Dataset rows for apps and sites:
::::::

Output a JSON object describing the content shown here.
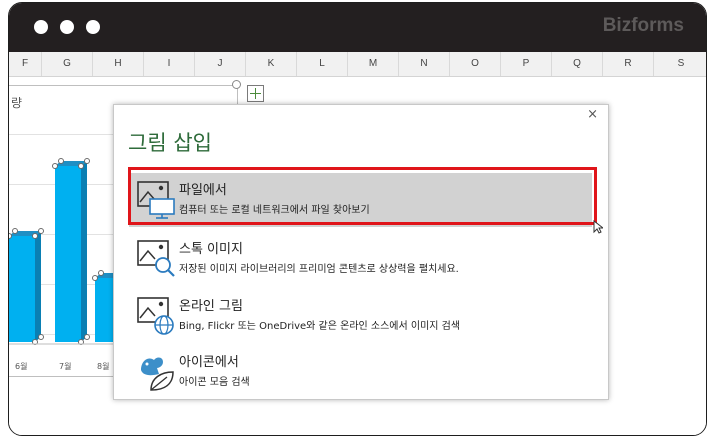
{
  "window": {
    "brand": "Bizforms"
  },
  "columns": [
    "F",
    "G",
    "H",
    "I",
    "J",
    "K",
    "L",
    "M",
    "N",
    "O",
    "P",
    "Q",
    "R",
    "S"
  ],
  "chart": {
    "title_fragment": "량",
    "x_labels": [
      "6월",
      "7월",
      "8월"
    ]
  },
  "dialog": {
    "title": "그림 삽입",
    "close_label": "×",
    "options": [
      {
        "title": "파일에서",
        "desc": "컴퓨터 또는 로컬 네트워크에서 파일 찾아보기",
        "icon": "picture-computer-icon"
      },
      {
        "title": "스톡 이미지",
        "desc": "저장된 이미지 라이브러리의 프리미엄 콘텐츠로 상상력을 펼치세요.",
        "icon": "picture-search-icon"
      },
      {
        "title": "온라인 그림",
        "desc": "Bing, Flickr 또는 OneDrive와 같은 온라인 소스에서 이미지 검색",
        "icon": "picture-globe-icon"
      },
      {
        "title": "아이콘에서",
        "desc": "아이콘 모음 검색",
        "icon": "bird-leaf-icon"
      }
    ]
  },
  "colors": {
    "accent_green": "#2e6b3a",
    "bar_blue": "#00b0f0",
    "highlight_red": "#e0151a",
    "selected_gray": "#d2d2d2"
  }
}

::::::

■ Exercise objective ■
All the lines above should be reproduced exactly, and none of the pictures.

■ Solution for this exercise ■
Output a JSON object describing the content shown here.
{
  "window": {
    "brand": "Bizforms"
  },
  "columns": [
    "F",
    "G",
    "H",
    "I",
    "J",
    "K",
    "L",
    "M",
    "N",
    "O",
    "P",
    "Q",
    "R",
    "S"
  ],
  "chart": {
    "title_fragment": "량",
    "x_labels": [
      "6월",
      "7월",
      "8월"
    ]
  },
  "dialog": {
    "title": "그림 삽입",
    "close_label": "×",
    "options": [
      {
        "title": "파일에서",
        "desc": "컴퓨터 또는 로컬 네트워크에서 파일 찾아보기",
        "icon": "picture-computer-icon"
      },
      {
        "title": "스톡 이미지",
        "desc": "저장된 이미지 라이브러리의 프리미엄 콘텐츠로 상상력을 펼치세요.",
        "icon": "picture-search-icon"
      },
      {
        "title": "온라인 그림",
        "desc": "Bing, Flickr 또는 OneDrive와 같은 온라인 소스에서 이미지 검색",
        "icon": "picture-globe-icon"
      },
      {
        "title": "아이콘에서",
        "desc": "아이콘 모음 검색",
        "icon": "bird-leaf-icon"
      }
    ]
  },
  "colors": {
    "accent_green": "#2e6b3a",
    "bar_blue": "#00b0f0",
    "highlight_red": "#e0151a",
    "selected_gray": "#d2d2d2"
  }
}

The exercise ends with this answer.